Robert Redford Hearts '60s Radicals, Violence and All
Robert Redford has a very soft spot for '60s-era terrorists, the kind that staged violent attacks on American soil to protest the country's involvement in Vietnam.
The writer/director's latest film, The Company You Keep, finds the aging star playing a former radical who goes on the run when his assumed identity is compromised by a young journalist (Shia LaBeouf).
Redford shared his views on the real-life '60s radicals like The Weather Underground gang during a soft and fuzzy chat with purported journalist George Stephanopoulos.
ROBERT REDFORD: ... When I was younger, I was very much aware of the movement. I was more than sympathetic, I was probably empathetic because I believed it was time for a change. Whether that change was a revolution or not, I don't know. But I was very much for what was going on.
STEPHANOPOULOS: Even when you read about bombings?
REDFORD: All of it. I knew that it was extreme and I guess movements have to be extreme to some degree. Years later I thought this is an interesting story but we're too close to it and I thought, when this gets-- when we get some distance from this so that we can look back on it as a piece of American history then I might be interested and now that's the time. So that's why I decided to make it now.

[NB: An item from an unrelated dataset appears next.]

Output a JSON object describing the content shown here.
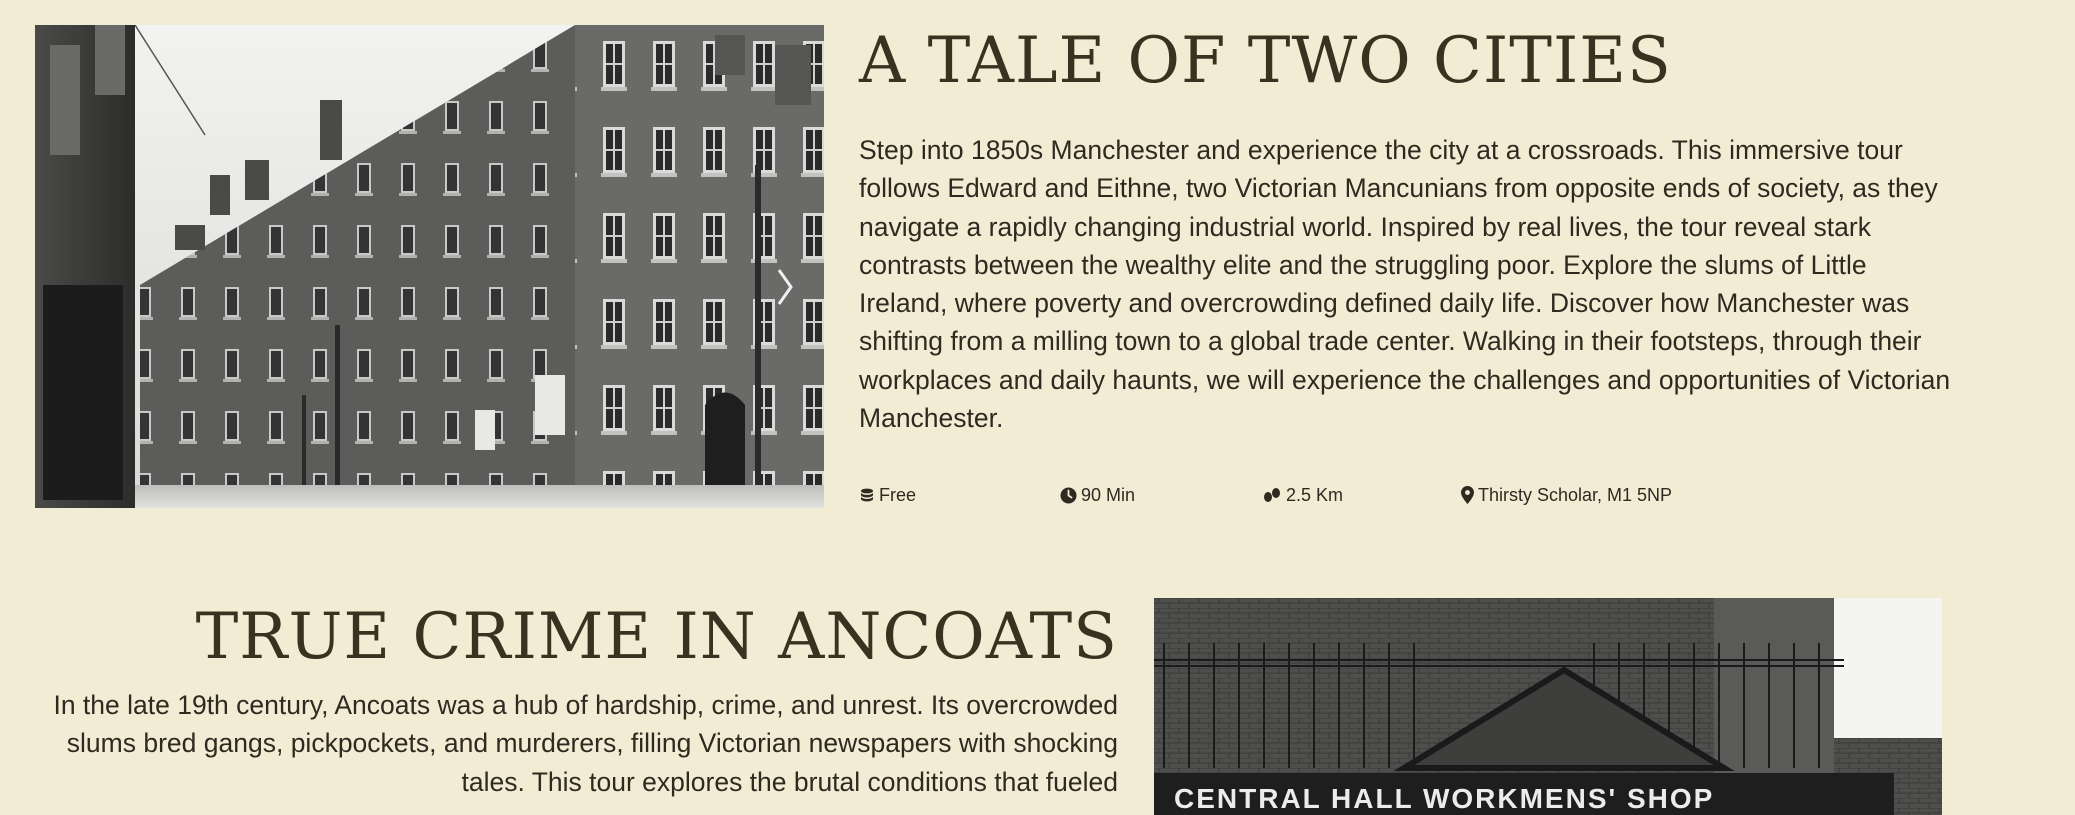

STEPHANOPOULOS: Do you come out of the experience with the same kinds of empathy that you had going in?
REDFORD: Yeah, I've bled a little for those that look back and realize what they did in their youth when they were full of passion and intensity, that subsides over time. But the only thing that sticks is the thrill of that moment, the thrill of that movement when they were committing all of themselves to something they believed in.
Ah, the thrill of killing innocents for something a teenager believes in for a heady moment or two.
As for the movie itself, while this critic hasn't screened it yet others are already describing key aspects of the film.
Time magazine notes the film "is streaked with melancholy: a disappointment that the second American Revolution never came ..."
Conservative pundit Michelle Malkin doesn't mince words about the film (as if she ever did):
Hollywood’s romanticizing of murderous radicals is an affront to decency. Redford and Company’s rose-colored hagiography of bloodstained killers defiles the memory of all those victimized by leftwing militants on American soil.
The Company You Keep opens in limited release April 5.